WHAT TO PRODUCE »
Your reply should reproduce each entry exactly and contain no pictures.

Stored data entries

════════

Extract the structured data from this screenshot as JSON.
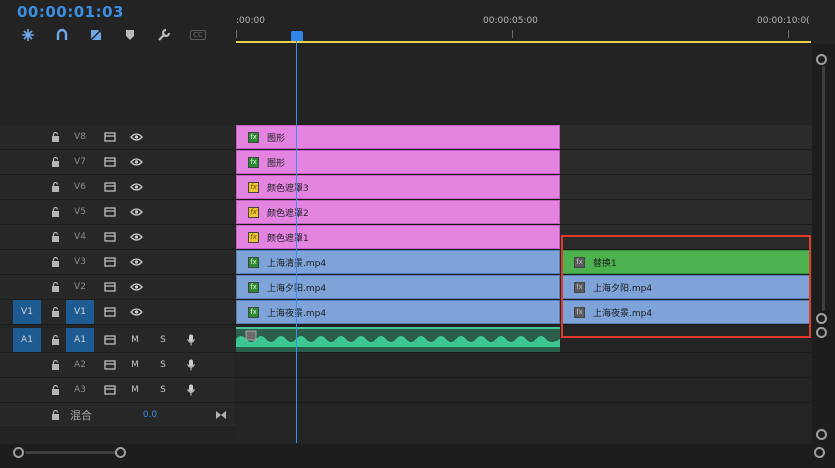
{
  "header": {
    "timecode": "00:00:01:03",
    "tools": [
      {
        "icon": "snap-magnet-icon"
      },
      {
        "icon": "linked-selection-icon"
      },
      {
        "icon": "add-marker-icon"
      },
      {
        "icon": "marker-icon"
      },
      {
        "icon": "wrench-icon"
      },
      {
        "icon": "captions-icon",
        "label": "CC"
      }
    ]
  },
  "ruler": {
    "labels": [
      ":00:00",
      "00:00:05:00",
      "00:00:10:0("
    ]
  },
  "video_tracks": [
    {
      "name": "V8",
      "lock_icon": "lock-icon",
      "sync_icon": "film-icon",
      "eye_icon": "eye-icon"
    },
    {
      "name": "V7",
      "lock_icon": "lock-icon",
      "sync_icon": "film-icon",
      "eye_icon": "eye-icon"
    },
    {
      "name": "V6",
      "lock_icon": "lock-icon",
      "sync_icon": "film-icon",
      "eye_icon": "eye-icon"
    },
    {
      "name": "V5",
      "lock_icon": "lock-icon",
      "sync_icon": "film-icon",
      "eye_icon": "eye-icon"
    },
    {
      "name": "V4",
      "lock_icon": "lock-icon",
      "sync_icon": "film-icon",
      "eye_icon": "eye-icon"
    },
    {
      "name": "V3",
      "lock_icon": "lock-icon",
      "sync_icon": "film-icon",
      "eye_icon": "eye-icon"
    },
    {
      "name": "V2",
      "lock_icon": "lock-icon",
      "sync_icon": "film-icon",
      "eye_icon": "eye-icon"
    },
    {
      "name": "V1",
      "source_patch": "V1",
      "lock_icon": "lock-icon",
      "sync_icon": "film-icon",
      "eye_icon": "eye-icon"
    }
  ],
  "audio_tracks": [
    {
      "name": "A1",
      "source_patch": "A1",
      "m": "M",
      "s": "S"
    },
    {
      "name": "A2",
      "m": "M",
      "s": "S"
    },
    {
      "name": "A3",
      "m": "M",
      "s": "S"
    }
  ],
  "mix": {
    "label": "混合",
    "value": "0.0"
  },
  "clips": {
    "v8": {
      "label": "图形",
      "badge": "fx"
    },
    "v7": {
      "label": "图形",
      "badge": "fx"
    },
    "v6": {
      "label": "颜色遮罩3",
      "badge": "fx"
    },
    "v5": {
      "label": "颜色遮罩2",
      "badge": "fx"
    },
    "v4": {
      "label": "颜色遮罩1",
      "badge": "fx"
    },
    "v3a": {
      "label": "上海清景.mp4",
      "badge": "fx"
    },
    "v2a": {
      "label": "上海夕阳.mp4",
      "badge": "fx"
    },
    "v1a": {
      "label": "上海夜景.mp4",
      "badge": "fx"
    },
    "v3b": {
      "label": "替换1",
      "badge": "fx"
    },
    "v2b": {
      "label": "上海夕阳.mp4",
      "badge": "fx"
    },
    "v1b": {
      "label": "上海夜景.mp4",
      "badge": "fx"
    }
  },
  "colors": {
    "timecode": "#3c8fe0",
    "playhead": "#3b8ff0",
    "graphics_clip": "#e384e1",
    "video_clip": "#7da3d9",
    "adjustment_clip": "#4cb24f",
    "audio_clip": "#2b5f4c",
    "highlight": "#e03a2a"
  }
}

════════

RESPONSE FOR THIS EXERCISE »
Extract the structured data from this screenshot as JSON.
{
  "header": {
    "timecode": "00:00:01:03",
    "tools": [
      {
        "icon": "snap-magnet-icon"
      },
      {
        "icon": "linked-selection-icon"
      },
      {
        "icon": "add-marker-icon"
      },
      {
        "icon": "marker-icon"
      },
      {
        "icon": "wrench-icon"
      },
      {
        "icon": "captions-icon",
        "label": "CC"
      }
    ]
  },
  "ruler": {
    "labels": [
      ":00:00",
      "00:00:05:00",
      "00:00:10:0("
    ]
  },
  "video_tracks": [
    {
      "name": "V8",
      "lock_icon": "lock-icon",
      "sync_icon": "film-icon",
      "eye_icon": "eye-icon"
    },
    {
      "name": "V7",
      "lock_icon": "lock-icon",
      "sync_icon": "film-icon",
      "eye_icon": "eye-icon"
    },
    {
      "name": "V6",
      "lock_icon": "lock-icon",
      "sync_icon": "film-icon",
      "eye_icon": "eye-icon"
    },
    {
      "name": "V5",
      "lock_icon": "lock-icon",
      "sync_icon": "film-icon",
      "eye_icon": "eye-icon"
    },
    {
      "name": "V4",
      "lock_icon": "lock-icon",
      "sync_icon": "film-icon",
      "eye_icon": "eye-icon"
    },
    {
      "name": "V3",
      "lock_icon": "lock-icon",
      "sync_icon": "film-icon",
      "eye_icon": "eye-icon"
    },
    {
      "name": "V2",
      "lock_icon": "lock-icon",
      "sync_icon": "film-icon",
      "eye_icon": "eye-icon"
    },
    {
      "name": "V1",
      "source_patch": "V1",
      "lock_icon": "lock-icon",
      "sync_icon": "film-icon",
      "eye_icon": "eye-icon"
    }
  ],
  "audio_tracks": [
    {
      "name": "A1",
      "source_patch": "A1",
      "m": "M",
      "s": "S"
    },
    {
      "name": "A2",
      "m": "M",
      "s": "S"
    },
    {
      "name": "A3",
      "m": "M",
      "s": "S"
    }
  ],
  "mix": {
    "label": "混合",
    "value": "0.0"
  },
  "clips": {
    "v8": {
      "label": "图形",
      "badge": "fx"
    },
    "v7": {
      "label": "图形",
      "badge": "fx"
    },
    "v6": {
      "label": "颜色遮罩3",
      "badge": "fx"
    },
    "v5": {
      "label": "颜色遮罩2",
      "badge": "fx"
    },
    "v4": {
      "label": "颜色遮罩1",
      "badge": "fx"
    },
    "v3a": {
      "label": "上海清景.mp4",
      "badge": "fx"
    },
    "v2a": {
      "label": "上海夕阳.mp4",
      "badge": "fx"
    },
    "v1a": {
      "label": "上海夜景.mp4",
      "badge": "fx"
    },
    "v3b": {
      "label": "替换1",
      "badge": "fx"
    },
    "v2b": {
      "label": "上海夕阳.mp4",
      "badge": "fx"
    },
    "v1b": {
      "label": "上海夜景.mp4",
      "badge": "fx"
    }
  },
  "colors": {
    "timecode": "#3c8fe0",
    "playhead": "#3b8ff0",
    "graphics_clip": "#e384e1",
    "video_clip": "#7da3d9",
    "adjustment_clip": "#4cb24f",
    "audio_clip": "#2b5f4c",
    "highlight": "#e03a2a"
  }
}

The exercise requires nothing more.